Cardinal Pell’s plans to appeal his conviction for rape have been thrown into confusion by an extraordinary statement from his own lawyer which describes the assault of which the cardinal was found guilty as a “plain vanilla sexual penetration case where the child is not actively participating”.
In the course of arguing that Pell did not deserve to be held in custody, Robert Richter QC gave the impression that he was conceding that Pell was guilty.
This was apparently not his intention: Richter was trying to argue that if Pell had committed the offence, which the cardinal strongly denies, then it was a lesser crime than other assaults against children.

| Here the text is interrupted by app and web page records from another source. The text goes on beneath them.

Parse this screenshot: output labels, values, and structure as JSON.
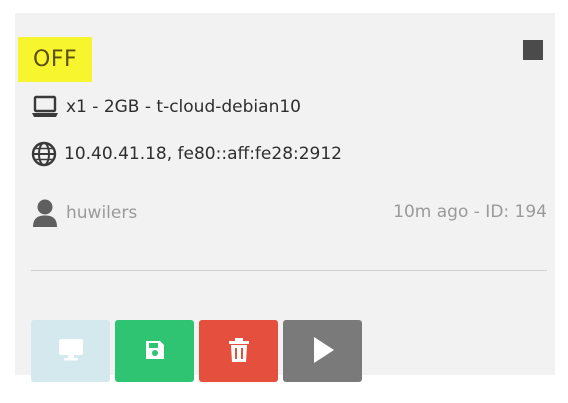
{
  "vm": {
    "status": "OFF",
    "server_line": "x1 - 2GB - t-cloud-debian10",
    "ip_line": "10.40.41.18, fe80::aff:fe28:2912",
    "owner": "huwilers",
    "meta": "10m ago - ID: 194"
  },
  "icons": {
    "stop": "stop-square-icon",
    "server": "laptop-icon",
    "network": "globe-icon",
    "user": "user-icon",
    "console": "monitor-icon",
    "save": "floppy-disk-icon",
    "delete": "trash-icon",
    "start": "play-icon"
  },
  "colors": {
    "status_highlight": "#f6f52e",
    "save": "#2ec472",
    "delete": "#e4503d",
    "start": "#7a7a7a",
    "console": "#d4e9ee"
  }
}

The lawyer’s line of approach has thrown Pell’s supporters into despair. “I understand what Richter was trying to do. But he’s conceded the war to lose a battle,” said one source.

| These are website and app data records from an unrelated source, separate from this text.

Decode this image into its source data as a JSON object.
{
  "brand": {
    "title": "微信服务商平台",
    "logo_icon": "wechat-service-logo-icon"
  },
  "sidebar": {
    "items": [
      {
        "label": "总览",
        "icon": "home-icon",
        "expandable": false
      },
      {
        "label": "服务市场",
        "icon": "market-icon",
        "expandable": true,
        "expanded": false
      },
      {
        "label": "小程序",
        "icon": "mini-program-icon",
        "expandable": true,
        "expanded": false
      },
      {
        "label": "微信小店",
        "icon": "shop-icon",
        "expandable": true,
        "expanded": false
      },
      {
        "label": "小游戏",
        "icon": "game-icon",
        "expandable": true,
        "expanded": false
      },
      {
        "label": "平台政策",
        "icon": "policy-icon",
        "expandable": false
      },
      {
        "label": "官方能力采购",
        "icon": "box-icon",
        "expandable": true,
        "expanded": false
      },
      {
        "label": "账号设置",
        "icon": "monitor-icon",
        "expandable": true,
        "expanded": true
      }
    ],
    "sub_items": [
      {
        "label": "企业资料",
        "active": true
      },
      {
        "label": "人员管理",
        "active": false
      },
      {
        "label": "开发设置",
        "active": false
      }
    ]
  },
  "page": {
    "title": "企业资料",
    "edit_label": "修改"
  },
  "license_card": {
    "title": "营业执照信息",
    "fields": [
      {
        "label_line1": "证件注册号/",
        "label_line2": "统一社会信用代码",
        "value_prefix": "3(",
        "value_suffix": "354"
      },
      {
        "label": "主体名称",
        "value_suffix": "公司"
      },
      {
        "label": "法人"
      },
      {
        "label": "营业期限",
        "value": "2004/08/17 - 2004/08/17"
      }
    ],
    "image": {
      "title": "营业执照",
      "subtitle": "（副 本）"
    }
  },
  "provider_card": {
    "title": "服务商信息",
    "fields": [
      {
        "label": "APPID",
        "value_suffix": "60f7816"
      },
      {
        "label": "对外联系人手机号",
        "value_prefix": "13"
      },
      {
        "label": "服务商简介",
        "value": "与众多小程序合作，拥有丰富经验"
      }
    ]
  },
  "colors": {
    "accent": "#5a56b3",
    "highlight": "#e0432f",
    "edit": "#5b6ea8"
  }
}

The latest developments are an extra disaster for Cardinal Pell, who was found guilty in December of five counts of sexual abuse of two 13-year-old boys.

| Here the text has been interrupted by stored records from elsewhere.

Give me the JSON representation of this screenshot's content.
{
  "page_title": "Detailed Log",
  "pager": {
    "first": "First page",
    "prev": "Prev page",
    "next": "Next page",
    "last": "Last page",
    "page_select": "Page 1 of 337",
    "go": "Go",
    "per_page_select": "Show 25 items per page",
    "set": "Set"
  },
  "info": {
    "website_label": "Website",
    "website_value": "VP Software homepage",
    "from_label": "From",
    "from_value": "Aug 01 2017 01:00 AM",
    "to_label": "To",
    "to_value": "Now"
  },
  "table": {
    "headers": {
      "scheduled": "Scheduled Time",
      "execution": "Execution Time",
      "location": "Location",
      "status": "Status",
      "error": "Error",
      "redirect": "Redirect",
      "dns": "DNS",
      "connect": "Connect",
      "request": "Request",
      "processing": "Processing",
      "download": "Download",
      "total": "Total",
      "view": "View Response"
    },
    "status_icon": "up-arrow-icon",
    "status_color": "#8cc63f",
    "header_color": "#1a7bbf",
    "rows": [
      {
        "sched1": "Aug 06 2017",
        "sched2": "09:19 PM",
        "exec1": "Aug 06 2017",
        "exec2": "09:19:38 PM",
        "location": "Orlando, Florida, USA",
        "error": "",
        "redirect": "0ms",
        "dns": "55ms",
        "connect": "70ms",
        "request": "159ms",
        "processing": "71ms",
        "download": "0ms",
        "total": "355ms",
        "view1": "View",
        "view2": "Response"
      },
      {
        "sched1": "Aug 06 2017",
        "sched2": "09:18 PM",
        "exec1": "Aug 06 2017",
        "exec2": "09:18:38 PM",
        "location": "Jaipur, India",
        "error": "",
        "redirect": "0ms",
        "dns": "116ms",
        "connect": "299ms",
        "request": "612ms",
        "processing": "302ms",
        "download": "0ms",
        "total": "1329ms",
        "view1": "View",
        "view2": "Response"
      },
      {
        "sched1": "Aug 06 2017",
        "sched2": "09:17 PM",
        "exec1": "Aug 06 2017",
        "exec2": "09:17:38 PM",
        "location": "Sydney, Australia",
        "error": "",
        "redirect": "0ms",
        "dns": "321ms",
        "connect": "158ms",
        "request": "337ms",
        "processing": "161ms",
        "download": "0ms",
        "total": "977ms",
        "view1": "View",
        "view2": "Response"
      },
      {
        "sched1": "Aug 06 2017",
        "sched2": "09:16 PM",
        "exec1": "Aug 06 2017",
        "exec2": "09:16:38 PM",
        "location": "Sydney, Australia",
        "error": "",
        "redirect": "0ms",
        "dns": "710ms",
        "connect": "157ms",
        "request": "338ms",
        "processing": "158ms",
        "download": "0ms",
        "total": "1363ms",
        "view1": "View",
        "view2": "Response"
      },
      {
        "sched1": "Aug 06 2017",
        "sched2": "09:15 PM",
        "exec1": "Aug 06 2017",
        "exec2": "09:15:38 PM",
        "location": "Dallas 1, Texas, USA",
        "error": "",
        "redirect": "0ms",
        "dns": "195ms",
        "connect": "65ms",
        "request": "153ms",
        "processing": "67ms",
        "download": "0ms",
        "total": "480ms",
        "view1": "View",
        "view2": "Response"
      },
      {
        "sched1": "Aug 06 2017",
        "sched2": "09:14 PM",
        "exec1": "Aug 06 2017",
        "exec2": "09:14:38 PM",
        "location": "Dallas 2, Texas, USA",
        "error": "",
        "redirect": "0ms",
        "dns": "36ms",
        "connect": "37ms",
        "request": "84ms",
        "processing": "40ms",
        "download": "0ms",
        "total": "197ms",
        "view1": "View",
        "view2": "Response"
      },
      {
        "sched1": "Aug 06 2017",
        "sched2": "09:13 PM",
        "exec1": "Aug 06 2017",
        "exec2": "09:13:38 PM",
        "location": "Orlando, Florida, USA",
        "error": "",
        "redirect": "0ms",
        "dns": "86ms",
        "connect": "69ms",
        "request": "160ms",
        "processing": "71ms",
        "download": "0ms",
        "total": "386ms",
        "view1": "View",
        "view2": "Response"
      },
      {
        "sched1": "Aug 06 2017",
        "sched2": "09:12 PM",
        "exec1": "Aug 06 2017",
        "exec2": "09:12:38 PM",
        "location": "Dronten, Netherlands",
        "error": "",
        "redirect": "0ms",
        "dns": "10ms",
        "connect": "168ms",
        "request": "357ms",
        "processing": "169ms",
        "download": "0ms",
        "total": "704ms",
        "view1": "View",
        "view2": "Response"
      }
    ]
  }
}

Many commentators were astonished by the verdict, given the apparent holes and inconsistencies in the prosecution’s case. The defence thought it had demonstrated beyond reasonable doubt that Pell could not possibly have committed those offenses. A previous jury had failed to reach a unanimous verdict, reportedly finding 10-2 in Pell’s favour.
One possible explanation for Richter’s bizarrely worded statement – which has caused widespread offence – is that he was trying to create grounds for appeal based on a future disproportionate sentence.
Whatever his reasons, his description of a horrific attack on a minor (which Richter was not conceding actually happened) will do nothing to persuade the Australian public of Pell’s innocence. The situation is therefore a nightmare for the Catholic Church. The former head of the Vatican’s finances has been found guilty of repugnant crimes against two children. Those many Catholics who believe that Pell is himself the victim of a terrible injustice will now find it much harder to argue their case.